The WellStar clinic at the new Cobb Senior Wellness Center is intended for residents between the ages 55 and 64, people who Cobb Senior Services Director Pam Breeden said are often retired but too young for Medicare.
“It’s kind of called the ‘gap’ generation,” Breeden said. “Often people retire fully believing they are equipped for retirement, but their investments went south or the company they work for no longer provides benefits for retirees.”
The clinic, which will open on Aug. 30, the day after the ribbon- cutting on the senior center, will provide free services to Cobb County residents in that age group with incomes below 125 percent of the federal poverty level. Cobb Commission Chairman Tim Lee and WellStar Chief Executive Officer Reynold Jennings will have a signing ceremony for the agreement at 2 p.m. today at the new senior services campus in the former Powder Springs Station shopping center, 1150 Powder Springs St. in Marietta.
The low-income clinic will be the third for WellStar Health System, along with locations at Kennestone and Cobb hospitals, but the first aimed exclusively at seniors, Breeden said. The county renovated the building and is providing the space for the clinic at a lease of $1 a year, but WellStar will run and staff the facility and be responsible for paying utility bills.
The county and health care system will work together, Breeden said. Clinic staff could tell a patient who is borderline for diabetes that he or she needs to lose weight. The patient could then take exercise or nutrition classes the county will offer at the wellness center.
“It’s a reciprocal type arrangement,” Breeden said.
Among the services offered at the clinic will be checkups and immunizations, Breeden said. It will also offer services like vision and hearing screenings that aren’t offered by Medicare or Medicaid. Those will also be offered to older users of the senior wellness center, which Breeden said could see 10,000 users a month.
Like with the other two WellStar community clinics, the new location will be overseen by Dr. Allen Hoffman, the system’s executive director of community health care.
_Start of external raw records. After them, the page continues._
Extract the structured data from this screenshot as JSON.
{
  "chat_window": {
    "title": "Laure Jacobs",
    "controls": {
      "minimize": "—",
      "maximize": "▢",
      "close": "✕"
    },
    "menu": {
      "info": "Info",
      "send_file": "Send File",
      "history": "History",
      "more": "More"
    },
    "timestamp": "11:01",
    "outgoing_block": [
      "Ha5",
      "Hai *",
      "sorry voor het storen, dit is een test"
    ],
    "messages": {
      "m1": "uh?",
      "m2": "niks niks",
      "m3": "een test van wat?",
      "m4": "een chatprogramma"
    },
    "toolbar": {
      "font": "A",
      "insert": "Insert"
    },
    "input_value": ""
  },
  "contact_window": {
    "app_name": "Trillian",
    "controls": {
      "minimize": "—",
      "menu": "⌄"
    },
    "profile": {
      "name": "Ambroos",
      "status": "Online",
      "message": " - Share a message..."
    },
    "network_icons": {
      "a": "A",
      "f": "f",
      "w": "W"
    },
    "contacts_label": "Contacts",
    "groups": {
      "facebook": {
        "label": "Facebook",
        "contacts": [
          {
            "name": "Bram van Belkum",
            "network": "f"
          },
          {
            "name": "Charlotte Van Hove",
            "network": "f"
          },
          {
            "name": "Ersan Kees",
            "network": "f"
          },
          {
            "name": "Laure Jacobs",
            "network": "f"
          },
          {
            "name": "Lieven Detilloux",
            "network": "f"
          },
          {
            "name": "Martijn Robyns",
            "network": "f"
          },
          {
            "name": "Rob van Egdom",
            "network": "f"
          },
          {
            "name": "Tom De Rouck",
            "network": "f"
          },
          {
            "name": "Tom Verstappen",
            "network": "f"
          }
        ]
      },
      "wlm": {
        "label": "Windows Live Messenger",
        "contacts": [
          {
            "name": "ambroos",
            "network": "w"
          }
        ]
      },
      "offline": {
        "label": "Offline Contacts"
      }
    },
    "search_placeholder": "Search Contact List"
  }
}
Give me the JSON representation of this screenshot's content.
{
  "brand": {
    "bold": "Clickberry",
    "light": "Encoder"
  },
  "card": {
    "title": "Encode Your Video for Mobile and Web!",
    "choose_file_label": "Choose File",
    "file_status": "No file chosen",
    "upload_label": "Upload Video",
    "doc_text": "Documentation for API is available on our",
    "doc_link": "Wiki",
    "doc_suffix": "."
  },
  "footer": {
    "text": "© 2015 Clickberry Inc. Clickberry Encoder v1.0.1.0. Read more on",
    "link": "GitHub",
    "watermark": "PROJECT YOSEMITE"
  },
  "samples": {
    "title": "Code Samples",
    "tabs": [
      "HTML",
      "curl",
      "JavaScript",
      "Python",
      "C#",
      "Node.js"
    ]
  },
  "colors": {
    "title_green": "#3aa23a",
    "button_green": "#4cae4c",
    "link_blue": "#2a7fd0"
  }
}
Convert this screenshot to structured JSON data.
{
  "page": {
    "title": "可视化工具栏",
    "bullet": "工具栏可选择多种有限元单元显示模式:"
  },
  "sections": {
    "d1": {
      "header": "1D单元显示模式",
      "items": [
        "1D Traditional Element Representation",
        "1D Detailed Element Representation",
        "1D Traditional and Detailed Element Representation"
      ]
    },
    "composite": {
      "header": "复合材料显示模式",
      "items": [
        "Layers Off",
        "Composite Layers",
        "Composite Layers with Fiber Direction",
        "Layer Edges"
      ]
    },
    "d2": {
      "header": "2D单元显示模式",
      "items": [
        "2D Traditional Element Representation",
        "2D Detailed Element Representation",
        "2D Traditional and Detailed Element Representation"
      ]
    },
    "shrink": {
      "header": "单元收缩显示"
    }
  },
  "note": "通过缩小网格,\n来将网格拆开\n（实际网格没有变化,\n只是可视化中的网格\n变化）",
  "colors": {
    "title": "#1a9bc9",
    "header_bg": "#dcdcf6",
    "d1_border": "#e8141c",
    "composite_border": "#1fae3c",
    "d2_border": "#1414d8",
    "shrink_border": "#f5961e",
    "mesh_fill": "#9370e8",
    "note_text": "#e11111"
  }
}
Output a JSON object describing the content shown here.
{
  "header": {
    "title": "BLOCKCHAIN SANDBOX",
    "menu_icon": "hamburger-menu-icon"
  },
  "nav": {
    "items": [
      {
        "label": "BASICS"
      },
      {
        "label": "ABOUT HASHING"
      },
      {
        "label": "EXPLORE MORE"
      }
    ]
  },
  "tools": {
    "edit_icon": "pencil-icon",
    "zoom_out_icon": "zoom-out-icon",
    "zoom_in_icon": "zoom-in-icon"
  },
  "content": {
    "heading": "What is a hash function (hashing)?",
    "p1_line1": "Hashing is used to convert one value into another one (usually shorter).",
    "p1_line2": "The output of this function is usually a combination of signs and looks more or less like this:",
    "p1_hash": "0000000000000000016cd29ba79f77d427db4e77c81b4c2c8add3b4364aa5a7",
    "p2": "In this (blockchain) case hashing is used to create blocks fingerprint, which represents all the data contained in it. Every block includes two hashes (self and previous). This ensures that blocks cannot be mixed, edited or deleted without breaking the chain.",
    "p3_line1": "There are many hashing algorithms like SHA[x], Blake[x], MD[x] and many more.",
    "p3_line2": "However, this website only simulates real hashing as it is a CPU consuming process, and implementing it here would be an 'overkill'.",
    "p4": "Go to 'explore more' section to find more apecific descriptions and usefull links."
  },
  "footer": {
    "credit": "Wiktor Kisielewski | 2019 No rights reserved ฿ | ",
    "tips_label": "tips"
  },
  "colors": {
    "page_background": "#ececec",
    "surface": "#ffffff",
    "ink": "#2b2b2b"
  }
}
Eventually, it will have five employees: two nurse practitioners, a registered nurse, a medical assistant and a secretary.
“This is a totally innovative product,” Hoffman said. “There’s really nothing like it in the state of Georgia.”
Currently, those eligible to use the clinic will need to have individual income no greater than around $10,800 or $44,000 for a family of four, Hoffman said.
“It’s really for the poor of the poor,” he said. “We in Cobb County don’t really feel like we have a significant issue here, but we do.”
The county paid $5.75 million for the blighted 89,000-square-foot shopping center in June 2009. The senior wellness center itself is expected to cost about $2.7 million, with $1 million coming from the 2011 SPLOST 1 percent sales tax. The remaining money comes from insurance money and other funds the county received as a result of the 2009 flooding of the former Austell Neighborhood Senior Center.
Because the federal Department of Housing and Urban Development wouldn’t give funding to the wellness center because of Sept. 11-related laws that prevent allocating HUD money to projects located in flight paths, the county switched money with funds designated for the Austell center, which reopened in April at a new location.
Hoffman expects the clinic to cost WellStar between $400,000 and $500,000 a year to operate.
“From a county perspective, it’s very proactive,” he said. “From WellStar’s standpoint, it fits right in with our mission of providing world class health care at an affordable price.”
(Reprinted from the Marietta Daily Journal, July 12, 2012. Written by Geoff Folsom. Read more: The Marietta Daily Journal – New clinic to open for ‘gap generation’ )